Some say photography is a gift! It is definitely a skill. An a skill can be learnt. I have learnt photography over the years through a lot of trial and error. I have read articles, watched tutorials and practiced a lot.
I am often asked how to take better photos, like a one tip that can improve photography right away.
People also ask me, kind of indirectly, what I think of their photos. These people will improve their skills.
Photography can be studied because there are techniques to understand, learn and put into practice. But a very important way of learning photography is to look at photographs, good and bad, and try to understand what makes them good (or what makes it uninteresting).
A friend of mine posted this photo on Facebook a little while ago. There was no caption and no indication of where it was taken and what this image meant to my friend. There were only 2 Likes and no comment.
This photograph doesn't work for me. It is flat and lifeless. Now, of course, Facebook is not about publishing beautiful photos all the time but more about sharing personal information on a very personal basis. But a photo remains a photo. It exists to show something that we liked and share it with other people. It needs a meaning.
The big problem with this image is that it has no meaning. If my friend had written a couple of lines about it, explaining where it was taken and the feeling she felt at that time, describing her emotions and other senses, then it would have been more meaningful to others (although still flat and lifeless).
When I look at this photograph I see desolation. It's a grey day with an empty beach, dead trees, white sky and fog over the mountains in the background that appear really small. The mood is... well, I wouldn't want to be there. It seems cold and very uninspiring.
Maybe that's what my friend wanted to show. Maybe she wanted to warn us all that this is a place we should NOT go. But then I wish she'd named it ;)
I truly feel, however, that her message was quite the opposite. In that case I'm glad she didn't name it because it could be a place I've always wanted to go. But don't want to anymore! Lol ;)
WHAT'S THE MESSAGE?
This image above has a few graphic and compositional elements which I will be talking about more on this blog. Those elements help you create great composition. They can be curves, lines or shapes. They add interest to an image. But adding interest is not all. You also need to have a clear subject. Without a clear subject there is no message; and without a clear message a photograph can easily disappear in the abyss of meaningless images.
I can't really tell what the message is in this photo because the subject isn't clear. What is the message? Is it the beach? The sea? The trees maybe? Or the sky? Perhaps it's the mountains at the back? Unfortunately, they look really small and insignificant from where we stand.

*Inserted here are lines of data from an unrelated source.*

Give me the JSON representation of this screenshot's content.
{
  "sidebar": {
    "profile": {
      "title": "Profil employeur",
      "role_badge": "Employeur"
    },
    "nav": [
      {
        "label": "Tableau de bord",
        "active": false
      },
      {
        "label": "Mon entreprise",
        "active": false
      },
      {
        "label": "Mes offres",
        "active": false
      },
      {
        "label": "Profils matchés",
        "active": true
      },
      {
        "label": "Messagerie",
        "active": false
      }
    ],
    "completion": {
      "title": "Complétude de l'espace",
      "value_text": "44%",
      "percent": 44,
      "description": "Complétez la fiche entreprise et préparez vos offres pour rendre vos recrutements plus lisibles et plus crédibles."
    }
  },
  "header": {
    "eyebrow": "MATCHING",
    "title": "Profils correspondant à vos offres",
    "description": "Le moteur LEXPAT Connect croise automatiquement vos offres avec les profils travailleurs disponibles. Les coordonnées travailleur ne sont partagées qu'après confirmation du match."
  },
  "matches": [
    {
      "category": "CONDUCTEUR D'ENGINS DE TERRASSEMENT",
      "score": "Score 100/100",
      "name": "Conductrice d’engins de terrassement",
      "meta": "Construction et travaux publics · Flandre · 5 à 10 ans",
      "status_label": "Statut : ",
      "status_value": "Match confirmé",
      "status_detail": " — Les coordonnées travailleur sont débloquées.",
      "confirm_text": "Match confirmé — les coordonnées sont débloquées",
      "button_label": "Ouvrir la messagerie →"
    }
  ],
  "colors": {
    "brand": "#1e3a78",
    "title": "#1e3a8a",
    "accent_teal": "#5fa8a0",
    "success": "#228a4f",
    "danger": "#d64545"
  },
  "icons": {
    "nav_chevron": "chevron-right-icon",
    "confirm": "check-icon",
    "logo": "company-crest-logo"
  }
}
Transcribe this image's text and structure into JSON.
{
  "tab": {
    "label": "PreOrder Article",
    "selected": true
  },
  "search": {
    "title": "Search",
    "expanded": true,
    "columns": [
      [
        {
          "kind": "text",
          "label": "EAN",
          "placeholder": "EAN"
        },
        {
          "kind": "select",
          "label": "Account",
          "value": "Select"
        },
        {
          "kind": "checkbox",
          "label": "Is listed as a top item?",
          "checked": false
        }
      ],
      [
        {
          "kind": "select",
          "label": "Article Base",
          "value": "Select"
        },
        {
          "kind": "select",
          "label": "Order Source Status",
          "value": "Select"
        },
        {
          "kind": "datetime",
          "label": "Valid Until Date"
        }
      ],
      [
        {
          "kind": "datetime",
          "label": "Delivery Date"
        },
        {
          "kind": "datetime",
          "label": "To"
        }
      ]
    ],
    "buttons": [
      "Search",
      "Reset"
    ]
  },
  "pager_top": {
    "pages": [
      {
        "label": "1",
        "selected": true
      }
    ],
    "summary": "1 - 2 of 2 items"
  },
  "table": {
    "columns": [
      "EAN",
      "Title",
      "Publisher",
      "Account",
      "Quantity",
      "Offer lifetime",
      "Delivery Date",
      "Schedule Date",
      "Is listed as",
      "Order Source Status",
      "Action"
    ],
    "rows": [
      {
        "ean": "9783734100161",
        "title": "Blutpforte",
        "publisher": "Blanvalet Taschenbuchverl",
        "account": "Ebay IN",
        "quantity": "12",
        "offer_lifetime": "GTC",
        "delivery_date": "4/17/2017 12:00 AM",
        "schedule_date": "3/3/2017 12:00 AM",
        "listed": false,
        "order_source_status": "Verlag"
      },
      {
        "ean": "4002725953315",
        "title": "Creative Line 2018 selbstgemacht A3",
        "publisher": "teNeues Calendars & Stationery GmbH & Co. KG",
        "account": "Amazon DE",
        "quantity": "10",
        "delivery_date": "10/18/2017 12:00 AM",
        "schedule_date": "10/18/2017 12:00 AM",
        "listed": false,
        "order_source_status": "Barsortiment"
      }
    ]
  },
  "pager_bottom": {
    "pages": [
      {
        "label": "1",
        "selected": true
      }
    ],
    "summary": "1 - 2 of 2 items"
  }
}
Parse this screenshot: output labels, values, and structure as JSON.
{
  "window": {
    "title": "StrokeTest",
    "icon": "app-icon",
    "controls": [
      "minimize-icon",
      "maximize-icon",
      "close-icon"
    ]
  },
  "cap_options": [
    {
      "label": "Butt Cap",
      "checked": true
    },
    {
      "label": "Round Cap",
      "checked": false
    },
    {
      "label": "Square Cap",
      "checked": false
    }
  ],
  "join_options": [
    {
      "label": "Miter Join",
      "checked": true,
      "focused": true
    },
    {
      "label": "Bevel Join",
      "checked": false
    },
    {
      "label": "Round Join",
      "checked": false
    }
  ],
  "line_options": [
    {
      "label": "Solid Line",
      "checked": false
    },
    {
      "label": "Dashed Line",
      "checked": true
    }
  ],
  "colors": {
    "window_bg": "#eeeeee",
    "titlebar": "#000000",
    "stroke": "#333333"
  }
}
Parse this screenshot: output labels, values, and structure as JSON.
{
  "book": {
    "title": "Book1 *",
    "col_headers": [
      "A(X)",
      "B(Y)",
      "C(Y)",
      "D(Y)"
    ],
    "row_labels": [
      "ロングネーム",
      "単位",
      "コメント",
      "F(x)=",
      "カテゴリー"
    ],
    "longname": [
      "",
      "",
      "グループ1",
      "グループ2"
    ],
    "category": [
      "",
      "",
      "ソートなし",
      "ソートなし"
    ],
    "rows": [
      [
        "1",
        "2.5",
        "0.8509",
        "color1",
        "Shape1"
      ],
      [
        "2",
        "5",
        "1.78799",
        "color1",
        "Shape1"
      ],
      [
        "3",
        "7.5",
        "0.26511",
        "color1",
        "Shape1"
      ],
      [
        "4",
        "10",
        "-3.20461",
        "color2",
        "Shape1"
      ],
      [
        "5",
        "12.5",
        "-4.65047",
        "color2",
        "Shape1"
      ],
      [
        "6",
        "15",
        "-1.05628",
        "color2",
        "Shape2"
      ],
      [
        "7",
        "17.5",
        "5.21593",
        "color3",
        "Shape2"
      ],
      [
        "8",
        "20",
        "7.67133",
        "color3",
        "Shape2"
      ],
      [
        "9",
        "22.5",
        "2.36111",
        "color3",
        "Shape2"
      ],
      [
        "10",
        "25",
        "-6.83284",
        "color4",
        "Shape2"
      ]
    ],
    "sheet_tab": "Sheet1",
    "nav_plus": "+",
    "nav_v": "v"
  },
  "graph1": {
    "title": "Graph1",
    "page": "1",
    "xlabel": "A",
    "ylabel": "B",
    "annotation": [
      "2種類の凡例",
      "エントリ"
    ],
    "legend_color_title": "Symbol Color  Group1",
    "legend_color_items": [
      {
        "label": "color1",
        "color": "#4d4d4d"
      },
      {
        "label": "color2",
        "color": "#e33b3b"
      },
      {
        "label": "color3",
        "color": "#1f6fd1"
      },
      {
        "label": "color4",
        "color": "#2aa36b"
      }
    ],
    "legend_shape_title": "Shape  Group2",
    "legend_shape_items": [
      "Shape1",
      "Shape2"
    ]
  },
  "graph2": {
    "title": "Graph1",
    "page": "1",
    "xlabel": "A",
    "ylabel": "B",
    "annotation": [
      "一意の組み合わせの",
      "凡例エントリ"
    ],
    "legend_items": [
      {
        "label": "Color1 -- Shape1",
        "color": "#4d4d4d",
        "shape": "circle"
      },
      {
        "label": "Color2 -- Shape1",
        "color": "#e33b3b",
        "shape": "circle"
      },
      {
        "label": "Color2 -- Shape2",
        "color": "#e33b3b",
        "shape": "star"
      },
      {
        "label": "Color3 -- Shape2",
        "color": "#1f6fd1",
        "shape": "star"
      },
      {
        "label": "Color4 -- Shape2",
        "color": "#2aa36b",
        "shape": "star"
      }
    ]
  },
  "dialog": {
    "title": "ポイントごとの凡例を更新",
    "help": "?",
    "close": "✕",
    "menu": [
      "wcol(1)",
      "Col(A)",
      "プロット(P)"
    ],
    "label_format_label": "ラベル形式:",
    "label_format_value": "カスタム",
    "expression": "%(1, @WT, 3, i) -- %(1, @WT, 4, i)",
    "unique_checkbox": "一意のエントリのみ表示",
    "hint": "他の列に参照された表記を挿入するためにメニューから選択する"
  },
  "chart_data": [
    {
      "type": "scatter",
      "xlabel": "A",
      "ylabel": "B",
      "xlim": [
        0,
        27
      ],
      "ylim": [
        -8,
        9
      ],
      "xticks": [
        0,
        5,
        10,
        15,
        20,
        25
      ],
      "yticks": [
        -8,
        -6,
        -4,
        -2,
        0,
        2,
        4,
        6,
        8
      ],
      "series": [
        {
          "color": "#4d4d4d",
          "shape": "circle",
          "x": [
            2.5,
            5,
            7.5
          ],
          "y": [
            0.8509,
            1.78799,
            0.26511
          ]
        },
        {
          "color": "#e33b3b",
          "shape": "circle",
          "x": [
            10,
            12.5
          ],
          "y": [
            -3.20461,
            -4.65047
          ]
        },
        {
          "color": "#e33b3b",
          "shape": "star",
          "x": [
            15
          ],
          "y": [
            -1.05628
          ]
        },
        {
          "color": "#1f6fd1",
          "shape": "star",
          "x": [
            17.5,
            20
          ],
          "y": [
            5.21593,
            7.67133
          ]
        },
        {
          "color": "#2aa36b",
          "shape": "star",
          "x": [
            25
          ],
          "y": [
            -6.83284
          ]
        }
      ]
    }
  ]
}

The sand, the water, the trees and the sky all have more or less the same 'weight', with an equal amount of each so they compete with each other.
The sky is very uninteresting but it takes the most space. Now, our eyes are always attracted to brighter areas in a photo. Here, there's a lot of it. White means no subject, no information, no data. There is nothing to see. It is not interesting. Always crop out a boring white sky. The beach is in the foreground so it attracts our attention because of its size and position (front). But our eyes don't stop there. They go around the image erratically. Then they follow the lines made by the dried algae and by what looks like a pipe. Unfortunately those lines are cut off by dead tree trunks. So the eyes are trapped in the foreground triangle, looking for a subject, something interesting to rest our eyes.
Eventually your eyes follow the curvature of the water, find more lines on the beach to lead the path, but end up against a group of very dark and dead trees with no appeal whatsoever.
My eyes persist and keep following the coastline to the background of the image. And tah dah!!! We arrive at our final destination: the mountains. Tiny, foggy and unclear. Clearly not the main subject. Or are they?
So here I am again. What is the main subject in this photograph?
I look at this image and I do not want to be there. This is the negative message that this photograph is providing me.
SO WHAT COULD WE HAVE DONE TO IMPROVE THIS?
Personally I think the wavy line of dead leaves or algae on the bottom right corner is quite interesting because it has colour and texture in this monochromatic landscape. I like drift wood and dead trunks too, so I think I would have captured close-ups and made those the main subject.
What would you have done?